▸ Task details: Search the data below for the word "Notification" and copy each line that holds it.

(Data excerpts)
================

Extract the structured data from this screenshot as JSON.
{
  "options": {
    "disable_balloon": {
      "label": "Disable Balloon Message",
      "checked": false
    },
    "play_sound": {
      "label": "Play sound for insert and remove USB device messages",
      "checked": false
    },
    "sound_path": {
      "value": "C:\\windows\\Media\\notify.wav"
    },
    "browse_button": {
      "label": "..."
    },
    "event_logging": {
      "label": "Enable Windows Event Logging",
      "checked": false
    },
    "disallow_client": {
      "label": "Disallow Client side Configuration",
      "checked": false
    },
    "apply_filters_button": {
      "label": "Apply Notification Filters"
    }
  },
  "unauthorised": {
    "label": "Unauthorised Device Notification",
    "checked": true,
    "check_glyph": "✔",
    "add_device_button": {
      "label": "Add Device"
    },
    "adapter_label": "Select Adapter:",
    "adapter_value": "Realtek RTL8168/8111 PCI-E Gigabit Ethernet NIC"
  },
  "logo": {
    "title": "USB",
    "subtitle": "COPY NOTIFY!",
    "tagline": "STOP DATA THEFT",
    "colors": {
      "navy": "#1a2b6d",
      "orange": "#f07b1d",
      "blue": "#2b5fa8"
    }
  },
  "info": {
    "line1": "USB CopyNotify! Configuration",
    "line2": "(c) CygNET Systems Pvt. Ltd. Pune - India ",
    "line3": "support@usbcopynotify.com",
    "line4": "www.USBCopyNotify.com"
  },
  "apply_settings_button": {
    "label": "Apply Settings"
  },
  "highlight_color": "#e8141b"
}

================

▸ Solution for this task:
      "label": "Apply Notification Filters"
    "label": "Unauthorised Device Notification",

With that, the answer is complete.